facsimile machine. (Id.). RJF states that Defendants
continued to send these faxes to RJF and others, thus
violating the JFPA. (Id. ¶ 2). As a result, RJF
argues that the defendants' unsolicited faxes damage
recipients by invading their privacy and consuming paper,
toner, and time. (Id. ¶ 35). In this suit, RJF
comes before the Court on behalf of itself and all others
similarly situated and ask this Court to certify a class
comprised of those who received Defendants' alleged
faxes. (Id. ¶ 4). RJF defines this class as:
All persons who (1) on or after four years prior to the
filing of this action, (2) were sent telephone facsimile
messages of material advertising the commercial availability

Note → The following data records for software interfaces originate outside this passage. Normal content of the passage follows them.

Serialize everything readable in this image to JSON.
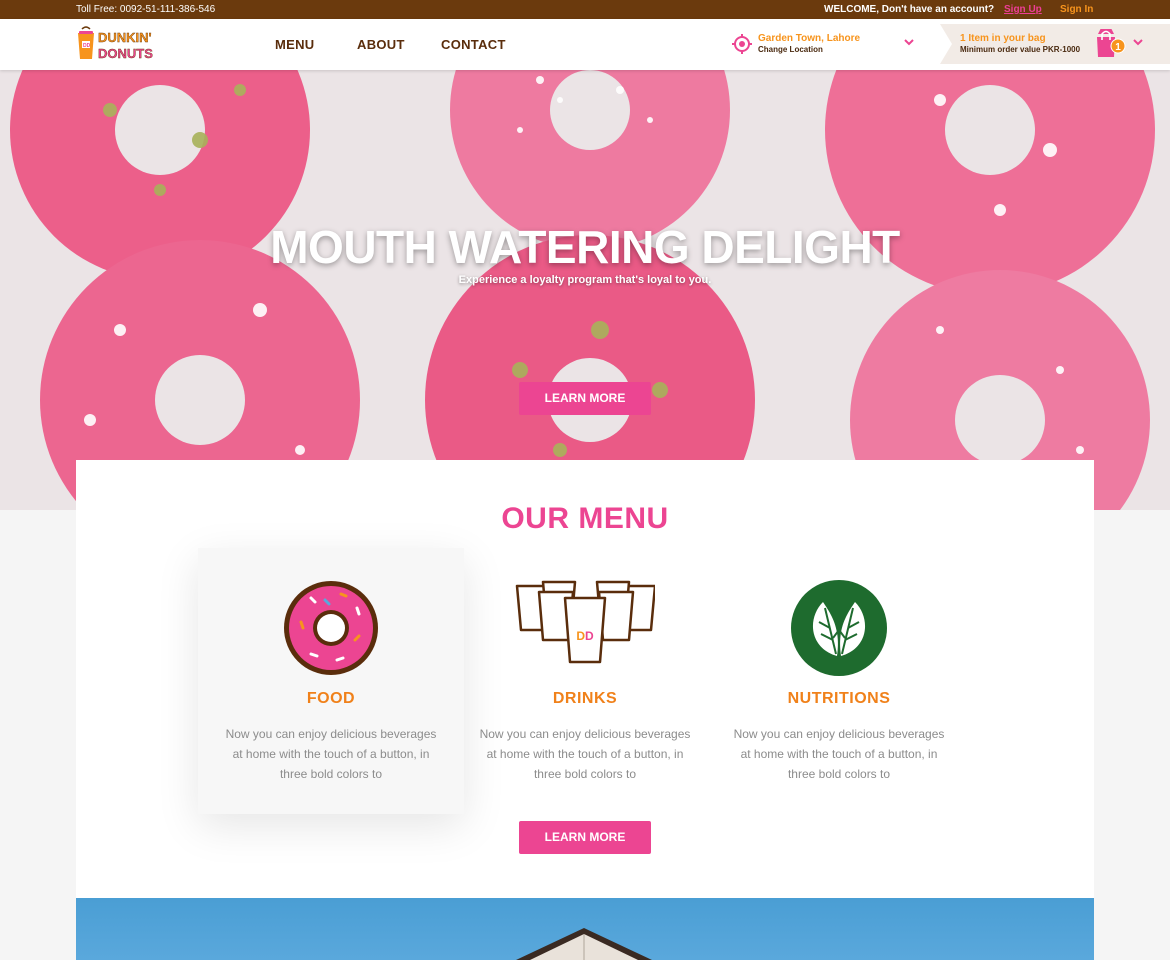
{
  "topbar": {
    "toll_free": "Toll Free: 0092-51-111-386-546",
    "welcome": "WELCOME, Don't have an account?",
    "signup": "Sign Up",
    "signin": "Sign In"
  },
  "header": {
    "logo_text": [
      "DUNKIN'",
      "DONUTS"
    ],
    "nav": [
      "MENU",
      "ABOUT",
      "CONTACT"
    ],
    "location": {
      "name": "Garden Town, Lahore",
      "change": "Change Location"
    },
    "bag": {
      "title": "1 Item in your bag",
      "minimum": "Minimum order value PKR-1000",
      "count": "1"
    }
  },
  "hero": {
    "title": "MOUTH WATERING DELIGHT",
    "subtitle": "Experience a loyalty program that's loyal to you.",
    "button": "LEARN MORE"
  },
  "menu": {
    "title": "OUR MENU",
    "cards": [
      {
        "name": "FOOD",
        "description": "Now you can enjoy delicious beverages at home with the touch of a button, in three bold colors to",
        "icon": "donut-icon"
      },
      {
        "name": "DRINKS",
        "description": "Now you can enjoy delicious beverages at home with the touch of a button, in three bold colors to",
        "icon": "cups-icon"
      },
      {
        "name": "NUTRITIONS",
        "description": "Now you can enjoy delicious beverages at home with the touch of a button, in three bold colors to",
        "icon": "leaf-icon"
      }
    ],
    "button": "LEARN MORE"
  },
  "colors": {
    "brown": "#6b3a0d",
    "pink": "#ec4592",
    "orange": "#f7941d",
    "green": "#1e6b2e"
  }
}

or quality of any property, goods, or services by or on
behalf of Defendants, (3) from whom Defendants did not obtain
“prior express invitation or permission” to send
fax advertisements, and (4) with whom Defendants did not have
an established business relationship, and/or (5) which did
not display a proper opt-out notice.
(Id. ¶ 17). In justifying the certification of
the above class, RJF states that, upon information and
belief, the proposed class contains more than 40 members who
share a common questions of law and fact. (Doc. No. 2 at 2).
The common questions of law and fact, RJF alleges, derive
from Defendants' “standardized conduct” of
“faxing a single advertisement form to persons on a
list generated by Defendants and/or third a third party,
which did not obtain prior express invitation or permission
to send Defendants' advertisement by fax.”
(Id. at 2-3).
BSN has responded individually arguing that RJF's
“motion should be denied because it is premature,
unsupported, and in violation of the Federal and Local
Rules.” (Doc. No. 11 at 2). Specifically, BSN states
RJF's Complaint and Motion to Certify Class amounts to
nothing more than unsupported allegations. BSN relies upon
the Federal Rules of Civil Procedure, arguing that Rule 23
has a higher standard requiring affirmative demonstrations by
RJF to prove that the prerequisites of class have been
fulfilled. (Id.). Furthermore, BSN points to the
Local Rules, asserting that they don't allow
“placeholder” motions such as the one RJF has
filed. (Id. at 3). By “placeholder, ”
BSN alludes to motions that relate back to the filing date,
allowing plaintiffs to “race to the courthouse to file
empty, placeholder motions that may or may not ever be
litigated, and that are neither required nor encouraged by
the Federal Rules of Civil Procedure . . . .”
(Id.) (citing Family Med. Pharmacy, LLC v.
Perfumania Holdings, No. CV 15-0563-WS-C, 2016 WL
3680696, at *2 (S.D. Ala. July 5, 2016)).
district court has broad discretion in deciding whether to
certify a class.” Thorn v. Jefferson-Pilot Life
Ins. Co., 445 F.3d 311, 317 (4th Cir. 2006) (internal
quotation marks omitted). In the execution of this
discretion, a court must accept the substantive allegations
of the complaint as true and “interpret Rule 23 in such
a manner as to promote justice and judicial
efficiency.” Farrar & Farrar Dairy, Inc.,
254 F.R.D. at 72; In re Kirschner Med. Corp. Sec.
Litig., 139 F.R.D. 74, 84 (D. Md. 1991). Nonetheless,
the burden of establishing certification remains with the
party seeking class certification. Thorn v.
Jefferson-Pilot Life Ind. Co., 445 F.3d 311, 314 (4th
Cir. 2006). A class “may only be certified if the trial
court is satisfied, after rigorous analysis, that the
prerequisites of Rule 23(a) have been satisfied.”
Gen Tel. Co. of Sw. v. Falcon, 457 U.S. 147, 161
class action is “an exception to the usual rule that
litigation is conducted by and on the behalf of the
individual named parties only.” Comcast Corp. v.
Behrend, 133 S.Ct. 1423 (2013) (citing Califano v.
Yamasaski, 442 U.S. 682, 700-701 (1979)). To fall within
the exception, a party seeking to maintain a class action
“must affirmatively demonstrate his compliance”
with Rule 23 of the Federal Rules of Civil Procedure. This
rule requires a two-part test for certifying a class. First,
the plaintiff must establish the four requirements under Rule
(1) The class is so numerous that joinder of all members is